Last week, commissioners, sitting as the Land Planning Agency, reviewed the proposal as part of Pasco's comprehensive plan amendments. The actual ordinance is still subject to citizen review and public hearings before a final vote sometime early next year.
The task ahead for commissioners is to resist the temptation to water down the proposal in the name of (election year) property rights. Among the provisions is the ability to transfer density credits to protect desired corridors from encroaching development. That brings other concerns about increasing density via taller buildings or reduced setbacks that will need to be considered. Even so, such transfers are expected to become more common around the county as commissioners seek to guide growth away from sensitive and remote sites and toward so-called market corridors and urban service areas.
It also must be noted the wildlife ordinance, also known as critical linkage, does not preclude property owners from using their land as currently allowed, nor from future development within its existing zoning. The pleas for flexibility are understandable, but commissioners must not cave on this after 10 years of work that began as a settlement to citizens legal objections to both a rezoning of what is now the Oakstead development in Land O'Lakes and to the county's comprehensive plan that allowed it to occur.

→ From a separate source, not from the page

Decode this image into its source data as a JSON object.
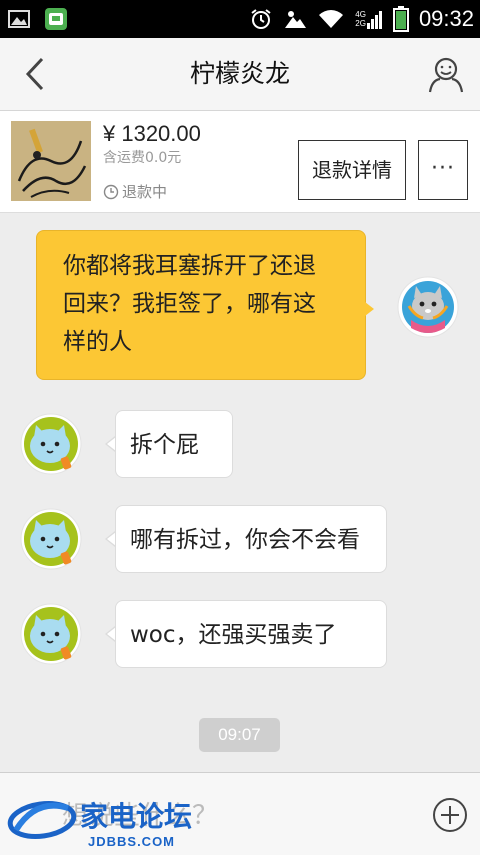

The intent of the ordinance is to preserve open corridors, mostly among the existing well fields, Connerton and the Green Swamp and a separate link along the coast. Protecting some upland space will protect ground water quality, buffer wetlands and provide food, cover and breeding space for wildlife moving about the preserved space. Among the details to be completed is paying for and installing wildlife crossings — costing more than $500,000 each — under at least seven local and state roads.
Commissioners also must settle on an appropriate size for the corridors — likely the most controversial element. A consultant recommended a width equal to 10 percent of a corridor's length, but that would mean a mile-wide path for the 10-mile link between preserved land at Starkey and Cross Bar ranches. Instead, the plan calls for widths of 2,200 feet, but even that has brought objections from landowners and commissioners alike. In one high-profile case in 2008, commissioners agreed with a developer in Shady Hills to reduce the corridor to as little as 100 feet, a decision later overturned by the Department of Community Affairs.

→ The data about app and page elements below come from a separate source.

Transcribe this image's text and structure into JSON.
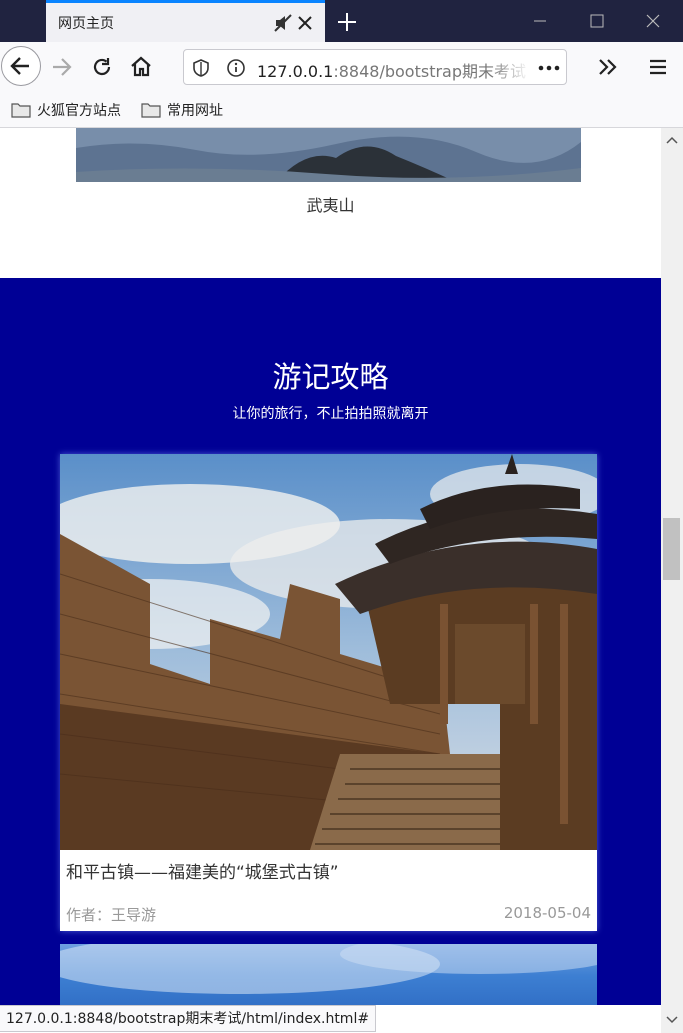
{
  "browser": {
    "tab_title": "网页主页",
    "url_host": "127.0.0.1",
    "url_path": ":8848/bootstrap期末考试",
    "bookmarks": [
      "火狐官方站点",
      "常用网址"
    ],
    "status_url": "127.0.0.1:8848/bootstrap期末考试/html/index.html#"
  },
  "top_section": {
    "caption": "武夷山"
  },
  "travel": {
    "title": "游记攻略",
    "subtitle": "让你的旅行，不止拍拍照就离开",
    "cards": [
      {
        "title": "和平古镇——福建美的“城堡式古镇”",
        "author": "作者：王导游",
        "date": "2018-05-04"
      }
    ]
  },
  "colors": {
    "section_bg": "#000095",
    "titlebar_bg": "#202340",
    "tab_accent": "#0a84ff"
  }
}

That should be an imperative signal to present and future commission members. Investing a decade of time and money into designing and protecting a county wildlife corridor will be for naught if commissioners skimp on the size every time someone suggests thinner is better.